St. Stephen's Church in Lympne stands adjacent to Lympne Castle. I think it was built in 1708, and the graveyard is beautifully peaceful, overlooking West Hythe and the Romney Marshes. I have a nephew buried here, and like to visit when I am there, as it's a good place to sit and collect your thoughts and regroup.
St. Oswald's Church in Paddlesworth. I think the interior photograph was taken some time before the exterior one.
St. Michael's, Hythe - built 1893
The Union Chapel, Uphill was opened on 29th May 1833 and the congregation celebrated the opening of their first permanent Union Chapel, which had cost £400. It remains today a symbol of dedicated worship in a growing community.
This is St. Michael's Church, Hawkinge. On the left is a painting done by Petrie,H., F. S. A. in 1807. On the right is a 2002 photograph by Pam Connell, after it had become a private residence.

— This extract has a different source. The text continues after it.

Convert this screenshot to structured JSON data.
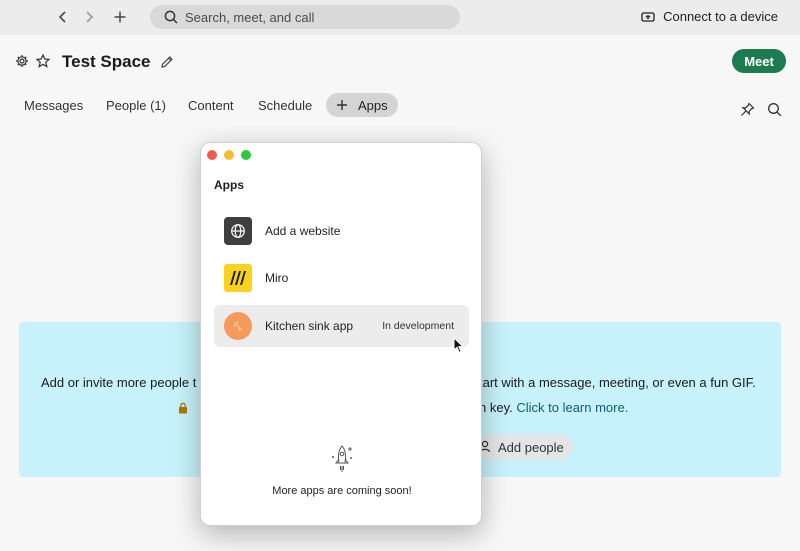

This is Pharos Lighthouse and St. Mary-in-Castro Saxon Church at Dover Castle. I have never been in this church, but it looks utterly beautiful inside. The photo on the right indicates its position with the castle.
The castle is 12th century Norman, the church as stated is Saxon and the lighthouse is Roman and is the earliest standing Roman structure in Britain. To tell you far more about these buildings than I ever could, I urge you to check out this website: The East Roman Pharos from the North, Dover Castle, Kent, UK

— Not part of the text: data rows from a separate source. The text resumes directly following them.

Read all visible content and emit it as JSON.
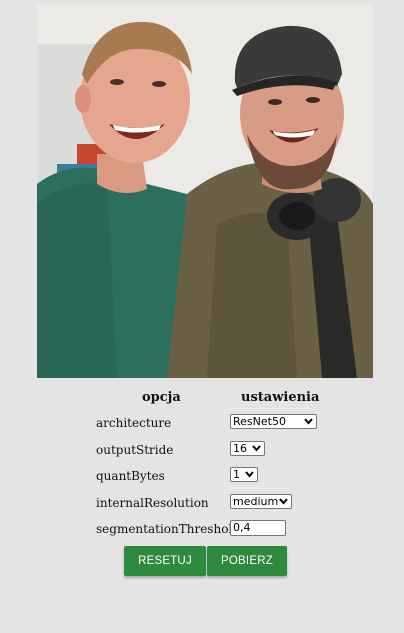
{
  "table": {
    "header_option": "opcja",
    "header_settings": "ustawienia"
  },
  "settings": [
    {
      "label": "architecture",
      "value": "ResNet50",
      "type": "select"
    },
    {
      "label": "outputStride",
      "value": "16",
      "type": "select"
    },
    {
      "label": "quantBytes",
      "value": "1",
      "type": "select"
    },
    {
      "label": "internalResolution",
      "value": "medium",
      "type": "select"
    },
    {
      "label": "segmentationThreshold",
      "value": "0,4",
      "type": "text"
    }
  ],
  "buttons": {
    "reset_label": "RESETUJ",
    "download_label": "POBIERZ"
  },
  "colors": {
    "button_green": "#2e8b3d",
    "page_background": "#e4e4e4"
  }
}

The Church of St. Nicholas in New Romney was begun by Bishop Odo, brother-in-law of William the Conqueror, in 1086. But most of it dates from the early 12th century. The modern photo on the right shows the Norman nave looking east towards the Gothic chancel.
That's all the churches I have at the moment, but there are, and have been lots more in Folkestone & district, so please check back.
This is the beautiful Congregational Church that used to be on the corner of Tontine Street and Dover Road. Chris Long kindly sent me the photo in the centre, showing how that area looked when the church became a pile of rubble. The one on the right shows Benham House, that I believe were offices. Now, in the next picture below, you can see The Cube, which is an Adult Education Centre dedicated to the Creative and Performing Arts. I understand that churches are not packing them in the way they used to, and that large buildings cost a lot to maintain, but couldn't they put a tiny bit of character in their designs today? Just my opinion of course, I always did prefer the older architecture.
St Paul's Church Sandgate hasn't changed much on the outside through the years. Here it is in 2009, I see they have removed all the ivy from the walls.
I think the house next door is the same one, but has undergone a lot of changes
Another nice photo of Christ Church in Sandgate Road before the bomb, and on the right is the interior, all of which was blown away.
In recent years they have turned the space where the church was into a Memorial Garden, which is a very apt use for it. You will find some of the memorials on the Wartime page.
This Catholic church has to have one of the longest names in Folkestone, it is the Church of Our Lady Help of Christians on Guildhall Street North.
Back to the Holy Trinity in Sandgate Road, here is a nice colour photo of the interior, not sure how old it is though.
And another very nice 1906 shot of the Weslyan Methodist Church on the junction of Grace Hill, Dover Road and Rendezvous Street.
Same corner today, looks a bit empty doesn't it?
Now why don't we finish where we started, with a few more photos of the most photographed church in Folkestone. It's the Parish Church of St. Mary & St. Eanswythe on the Bayle.
This card had writing on the back, it says: The choir is a "dandy" one, mostly boys from the high schools, not many men. The organist is a 'lady' or looks more like 'Cidy' Now I really want to know what Cidy looked like, don't you?
Never understood the Victorians and Edwardians love of sending postcards of churches, nothing like getting one that says "Wish you were here", and you turn it over to see a graveyard! However, the card on the left, taken at night to make it look as spooky as possible was sent as a Christmas Card. Merry Christmas to you too!
Page updated June 2, 2017